DID YOU KNOW: We are recording a COLLABORATION album with other local musicians starting early January. If you or someone you know are interested in joining us at Adept Audio Lab for a recording session, hit us up for more info. There is no studio time charge for participants.
We have a special surprise for you today with a brand new installment in the continuing Adult Human Re-Education Resource Seminar series. Equip headphones, turn off lights, disrobe yourself and please enjoy Lesson 3: Slumber Lab Examination.
More dates and details TBA. Subscribe on songkick for all of the latest info.
A good friend of mine introduced me to Human Services a while back when their self-titled debut was released. I fell head over heels for these Virginians, so when the new album ‘Animal Fires’ arrived in my mailbox, I was stoked to say the least. What they brought to the table then is still very much present but the band has pushed themselves tremendously, expanding their already diverse and deranged musical palette.
Staying true to themselves ‘Animal Fires’ is as deranged and amazing as it’s predecessor, although Human Services has started to hone in on a path that only they know where it leads. What I mean is while their self-titled debut drew inspiration from a huge well, their sophomore release has been trimmed in many ways focusing instead on music and sounds that really make the band what they are…you can call it shed and expand, if you like. And within the sphere in which they operate anything goes. The universe is the limit and they sure go full tilt to reach there.

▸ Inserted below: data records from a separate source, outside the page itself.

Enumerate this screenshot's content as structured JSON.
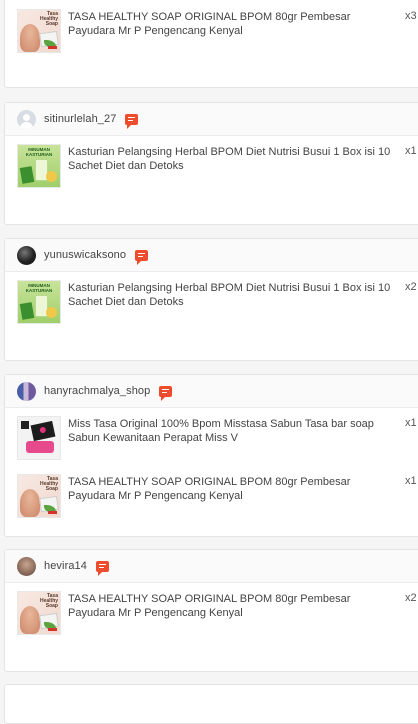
{
  "orders": [
    {
      "username": "",
      "avatar": "none",
      "items": [
        {
          "name": "TASA HEALTHY SOAP ORIGINAL BPOM 80gr Pembesar Payudara Mr P Pengencang Kenyal",
          "qty": "x3",
          "thumb": "soap",
          "thumb_text": "Tasa Healthy Soap"
        }
      ]
    },
    {
      "username": "sitinurlelah_27",
      "avatar": "default",
      "items": [
        {
          "name": "Kasturian Pelangsing Herbal BPOM Diet Nutrisi Busui 1 Box isi 10 Sachet Diet dan Detoks",
          "qty": "x1",
          "thumb": "herbal",
          "thumb_text": "MINUMAN KASTURIAN"
        }
      ]
    },
    {
      "username": "yunuswicaksono",
      "avatar": "dark",
      "items": [
        {
          "name": "Kasturian Pelangsing Herbal BPOM Diet Nutrisi Busui 1 Box isi 10 Sachet Diet dan Detoks",
          "qty": "x2",
          "thumb": "herbal",
          "thumb_text": "MINUMAN KASTURIAN"
        }
      ]
    },
    {
      "username": "hanyrachmalya_shop",
      "avatar": "scarf",
      "items": [
        {
          "name": "Miss Tasa Original 100% Bpom Misstasa Sabun Tasa bar soap Sabun Kewanitaan Perapat Miss V",
          "qty": "x1",
          "thumb": "misstasa",
          "thumb_text": ""
        },
        {
          "name": "TASA HEALTHY SOAP ORIGINAL BPOM 80gr Pembesar Payudara Mr P Pengencang Kenyal",
          "qty": "x1",
          "thumb": "soap",
          "thumb_text": "Tasa Healthy Soap"
        }
      ]
    },
    {
      "username": "hevira14",
      "avatar": "person",
      "items": [
        {
          "name": "TASA HEALTHY SOAP ORIGINAL BPOM 80gr Pembesar Payudara Mr P Pengencang Kenyal",
          "qty": "x2",
          "thumb": "soap",
          "thumb_text": "Tasa Healthy Soap"
        }
      ]
    }
  ],
  "icons": {
    "chat": "chat-icon"
  },
  "colors": {
    "accent": "#ee4d2d",
    "card_bg": "#ffffff",
    "page_bg": "#f5f5f5"
  }
}
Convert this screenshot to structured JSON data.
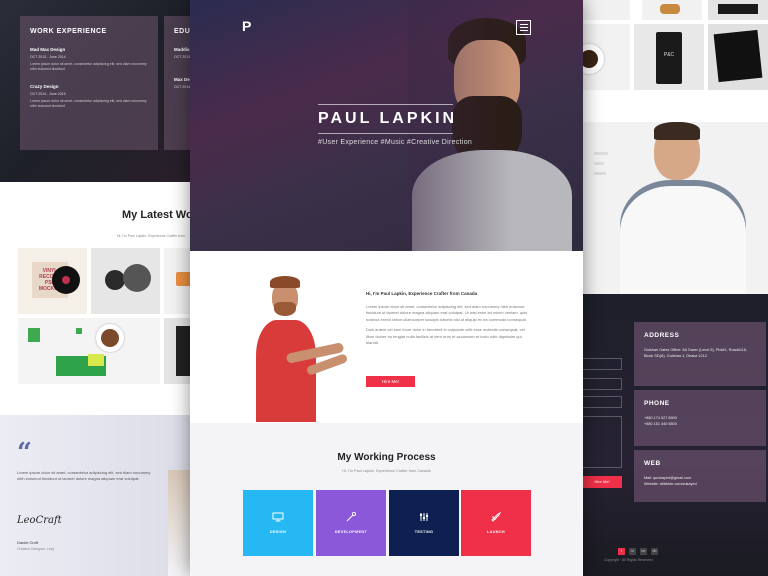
{
  "left": {
    "work": {
      "title": "WORK EXPERIENCE",
      "items": [
        {
          "title": "Mad Max Design",
          "date": "OCT 2013 - June 2014",
          "desc": "Lorem ipsum dolor sit amet, consectetur adipiscing elit, sed diam nonummy nibh euismod tincidunt"
        },
        {
          "title": "Crazy Design",
          "date": "OCT 2014 - June 2015",
          "desc": "Lorem ipsum dolor sit amet, consectetur adipiscing elit, sed diam nonummy nibh euismod tincidunt"
        }
      ]
    },
    "education": {
      "title": "EDUC",
      "items": [
        {
          "title": "Maddis",
          "date": "OCT 2013"
        },
        {
          "title": "Max Des",
          "date": "OCT 2014"
        }
      ]
    },
    "works_title": "My Latest Wor",
    "works_sub": "Hi, I'm Paul Lapkin, Experience Crafter from",
    "vinyl_text": "VINYL RECORD PSD MOCKUP",
    "quote": "Lorem ipsum dolor sit amet, consectetur adipiscing elit, sed diam nonummy nibh euismod tincidunt ut laoreet dolore magna aliquam erat volutpat.",
    "signature": "LeoCraft",
    "author_name": "Daniel Croft",
    "author_role": "Creative Designer, Lexy"
  },
  "center": {
    "logo": "P",
    "name": "PAUL LAPKIN",
    "tags": "#User Experience  #Music  #Creative Direction",
    "about_greeting": "Hi, I'm Paul Lapkin, Experience Crafter from Canada",
    "about_p1": "Lorem ipsum dolor sit amet, consectetur adipiscing elit, sed diam nonummy nibh euismod tincidunt ut laoreet dolore magna aliquam erat volutpat. Ut wisi enim ad minim veniam, quis nostrud exerci tation ullamcorper suscipit lobortis nisl ut aliquip ex ea commodo consequat.",
    "about_p2": "Duis autem vel eum iriure dolor in hendrerit in vulputate velit esse molestie consequat, vel illum dolore eu feugiat nulla facilisis at vero eros et accumsan et iusto odio dignissim qui blandit.",
    "hire_label": "Hire Me!",
    "process_title": "My Working Process",
    "process_sub": "Hi, I'm Paul Lapkin, Experience Crafter from Canada",
    "steps": [
      {
        "label": "DESIGN",
        "color": "#26b8f2",
        "icon": "monitor-icon"
      },
      {
        "label": "DEVELOPMENT",
        "color": "#8a58d8",
        "icon": "pen-icon"
      },
      {
        "label": "TESTING",
        "color": "#0d2051",
        "icon": "sliders-icon"
      },
      {
        "label": "LAUNCH",
        "color": "#ef3048",
        "icon": "rocket-icon"
      }
    ]
  },
  "right": {
    "cup_text": "P&C",
    "address_title": "ADDRESS",
    "address_text": "Gulshan Gates Office: 5A Tower (Level 5), Plot#1, Road#116, Block SD(A), Gulshan-1, Dhaka 1212",
    "phone_title": "PHONE",
    "phone_lines": [
      "+880 174 027 8900",
      "+880 151 440 5800"
    ],
    "web_title": "WEB",
    "web_lines": [
      "Mail: quickayed@gmail.com",
      "Website: dribbble.com/sdsayed"
    ],
    "send_label": "Hire Me!",
    "social": [
      "f",
      "in",
      "be",
      "db"
    ],
    "copyright": "Copyright · All Rights Reserved"
  },
  "colors": {
    "accent": "#ef3048",
    "purple_card": "#7d5f7d",
    "dark_bg": "#1d1f2a"
  }
}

Their noisy, droning sludge throws a curveball with ‘Down To Your Last Goat’ which surprises the hell out of me. Picking up after the instrumental segue ‘Workhorse’, it’s all about the blues on this one. Slow, dirty, sleazy and full of despair Human Services are indeed on their knees. Hell, I keep seeing visions of myself strung out in the gutter whenever this composition comes on. Don’t know if that is good or bad but I love it! Another standout track is ‘The River Pig’. Built up around tribal drums and noises/ electronic soundscapes it reminds me of Murder Inc. with a mental patient belching out his pain. Keeping it minimalistic yet insane ‘Long Distance Beekeepers’ is by far the strangest song on the album. Again built around tribal drums, sounds and samples with a strumming guitar aiding the Les Claypool-esque vocals beautifully. Weird and fantastic!
It is always rewarding when a band you really like deliver with each new release, and even more so when they constantly evolve. And that’s exactly what Human Services has done on ‘Animal Fires’. No worries, many of their characteristics are still present, it’s just that they have taken several steps forward creating what you can simply call The Human Services’ Sound. Personally they sound like no one else and that’s how I want it.
Don’t know what they put in the waters around Hampton, VA, but it must be damned good. Maybe more bands should migrate there, drink the water and learn from Human Services how to be your own entity and not to worry about blending in. In these days when there are more bands than ever you need a distinct, unique identity to stand out and not drown in the flood of sameness. Human Services has reached that plateau of musical evolution where they are completely free and unshackled. So waveriders and aspiring bands out there, look at these guys and learn. Because they are the real deal!